Supplied data:
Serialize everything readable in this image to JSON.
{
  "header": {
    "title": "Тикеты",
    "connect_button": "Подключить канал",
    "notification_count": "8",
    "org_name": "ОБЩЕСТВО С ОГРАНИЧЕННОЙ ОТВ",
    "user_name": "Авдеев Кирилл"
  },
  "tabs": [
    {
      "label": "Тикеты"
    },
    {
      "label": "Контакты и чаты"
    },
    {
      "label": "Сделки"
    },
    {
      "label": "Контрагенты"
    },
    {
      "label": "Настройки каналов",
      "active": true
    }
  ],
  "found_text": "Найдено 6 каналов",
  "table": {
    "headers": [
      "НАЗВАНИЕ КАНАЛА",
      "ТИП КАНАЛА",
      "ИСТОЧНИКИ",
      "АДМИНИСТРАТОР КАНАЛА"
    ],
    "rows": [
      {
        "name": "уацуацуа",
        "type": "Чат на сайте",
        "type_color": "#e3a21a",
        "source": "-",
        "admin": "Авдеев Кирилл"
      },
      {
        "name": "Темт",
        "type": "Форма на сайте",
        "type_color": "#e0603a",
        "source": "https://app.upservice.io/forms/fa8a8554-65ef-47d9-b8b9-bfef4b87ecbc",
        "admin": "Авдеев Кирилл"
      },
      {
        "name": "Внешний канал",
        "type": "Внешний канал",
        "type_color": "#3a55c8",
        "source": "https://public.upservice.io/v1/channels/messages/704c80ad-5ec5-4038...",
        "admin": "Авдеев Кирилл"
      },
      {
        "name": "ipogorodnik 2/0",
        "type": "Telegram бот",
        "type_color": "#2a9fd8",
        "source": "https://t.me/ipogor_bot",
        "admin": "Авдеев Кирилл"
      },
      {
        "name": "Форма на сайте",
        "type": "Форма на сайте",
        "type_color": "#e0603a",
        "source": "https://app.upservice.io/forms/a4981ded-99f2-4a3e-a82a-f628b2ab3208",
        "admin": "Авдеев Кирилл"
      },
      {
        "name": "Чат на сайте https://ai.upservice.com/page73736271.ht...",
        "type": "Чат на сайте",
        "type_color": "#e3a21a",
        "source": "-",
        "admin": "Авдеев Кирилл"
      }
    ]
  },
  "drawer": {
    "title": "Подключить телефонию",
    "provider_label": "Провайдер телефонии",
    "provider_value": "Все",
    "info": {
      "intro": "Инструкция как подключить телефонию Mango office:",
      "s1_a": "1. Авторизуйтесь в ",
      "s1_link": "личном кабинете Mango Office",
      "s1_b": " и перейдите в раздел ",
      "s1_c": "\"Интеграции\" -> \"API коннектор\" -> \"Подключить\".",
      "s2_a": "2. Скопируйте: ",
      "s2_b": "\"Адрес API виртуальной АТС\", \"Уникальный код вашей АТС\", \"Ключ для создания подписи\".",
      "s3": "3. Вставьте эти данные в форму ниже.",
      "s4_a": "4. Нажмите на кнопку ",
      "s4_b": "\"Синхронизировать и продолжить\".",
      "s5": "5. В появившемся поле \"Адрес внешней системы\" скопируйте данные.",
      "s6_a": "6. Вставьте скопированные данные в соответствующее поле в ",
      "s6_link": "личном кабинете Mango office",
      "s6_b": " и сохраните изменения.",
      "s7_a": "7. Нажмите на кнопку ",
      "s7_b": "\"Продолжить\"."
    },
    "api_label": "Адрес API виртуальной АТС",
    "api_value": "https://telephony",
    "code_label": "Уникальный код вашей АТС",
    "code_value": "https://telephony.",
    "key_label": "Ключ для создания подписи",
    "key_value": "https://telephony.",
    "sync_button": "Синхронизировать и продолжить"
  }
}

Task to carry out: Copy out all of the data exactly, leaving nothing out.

Reply to the exercise:
Serialize everything readable in this image to JSON.
{
  "header": {
    "title": "Тикеты",
    "connect_button": "Подключить канал",
    "notification_count": "8",
    "org_name": "ОБЩЕСТВО С ОГРАНИЧЕННОЙ ОТВ",
    "user_name": "Авдеев Кирилл"
  },
  "tabs": [
    {
      "label": "Тикеты"
    },
    {
      "label": "Контакты и чаты"
    },
    {
      "label": "Сделки"
    },
    {
      "label": "Контрагенты"
    },
    {
      "label": "Настройки каналов",
      "active": true
    }
  ],
  "found_text": "Найдено 6 каналов",
  "table": {
    "headers": [
      "НАЗВАНИЕ КАНАЛА",
      "ТИП КАНАЛА",
      "ИСТОЧНИКИ",
      "АДМИНИСТРАТОР КАНАЛА"
    ],
    "rows": [
      {
        "name": "уацуацуа",
        "type": "Чат на сайте",
        "type_color": "#e3a21a",
        "source": "-",
        "admin": "Авдеев Кирилл"
      },
      {
        "name": "Темт",
        "type": "Форма на сайте",
        "type_color": "#e0603a",
        "source": "https://app.upservice.io/forms/fa8a8554-65ef-47d9-b8b9-bfef4b87ecbc",
        "admin": "Авдеев Кирилл"
      },
      {
        "name": "Внешний канал",
        "type": "Внешний канал",
        "type_color": "#3a55c8",
        "source": "https://public.upservice.io/v1/channels/messages/704c80ad-5ec5-4038...",
        "admin": "Авдеев Кирилл"
      },
      {
        "name": "ipogorodnik 2/0",
        "type": "Telegram бот",
        "type_color": "#2a9fd8",
        "source": "https://t.me/ipogor_bot",
        "admin": "Авдеев Кирилл"
      },
      {
        "name": "Форма на сайте",
        "type": "Форма на сайте",
        "type_color": "#e0603a",
        "source": "https://app.upservice.io/forms/a4981ded-99f2-4a3e-a82a-f628b2ab3208",
        "admin": "Авдеев Кирилл"
      },
      {
        "name": "Чат на сайте https://ai.upservice.com/page73736271.ht...",
        "type": "Чат на сайте",
        "type_color": "#e3a21a",
        "source": "-",
        "admin": "Авдеев Кирилл"
      }
    ]
  },
  "drawer": {
    "title": "Подключить телефонию",
    "provider_label": "Провайдер телефонии",
    "provider_value": "Все",
    "info": {
      "intro": "Инструкция как подключить телефонию Mango office:",
      "s1_a": "1. Авторизуйтесь в ",
      "s1_link": "личном кабинете Mango Office",
      "s1_b": " и перейдите в раздел ",
      "s1_c": "\"Интеграции\" -> \"API коннектор\" -> \"Подключить\".",
      "s2_a": "2. Скопируйте: ",
      "s2_b": "\"Адрес API виртуальной АТС\", \"Уникальный код вашей АТС\", \"Ключ для создания подписи\".",
      "s3": "3. Вставьте эти данные в форму ниже.",
      "s4_a": "4. Нажмите на кнопку ",
      "s4_b": "\"Синхронизировать и продолжить\".",
      "s5": "5. В появившемся поле \"Адрес внешней системы\" скопируйте данные.",
      "s6_a": "6. Вставьте скопированные данные в соответствующее поле в ",
      "s6_link": "личном кабинете Mango office",
      "s6_b": " и сохраните изменения.",
      "s7_a": "7. Нажмите на кнопку ",
      "s7_b": "\"Продолжить\"."
    },
    "api_label": "Адрес API виртуальной АТС",
    "api_value": "https://telephony",
    "code_label": "Уникальный код вашей АТС",
    "code_value": "https://telephony.",
    "key_label": "Ключ для создания подписи",
    "key_value": "https://telephony.",
    "sync_button": "Синхронизировать и продолжить"
  }
}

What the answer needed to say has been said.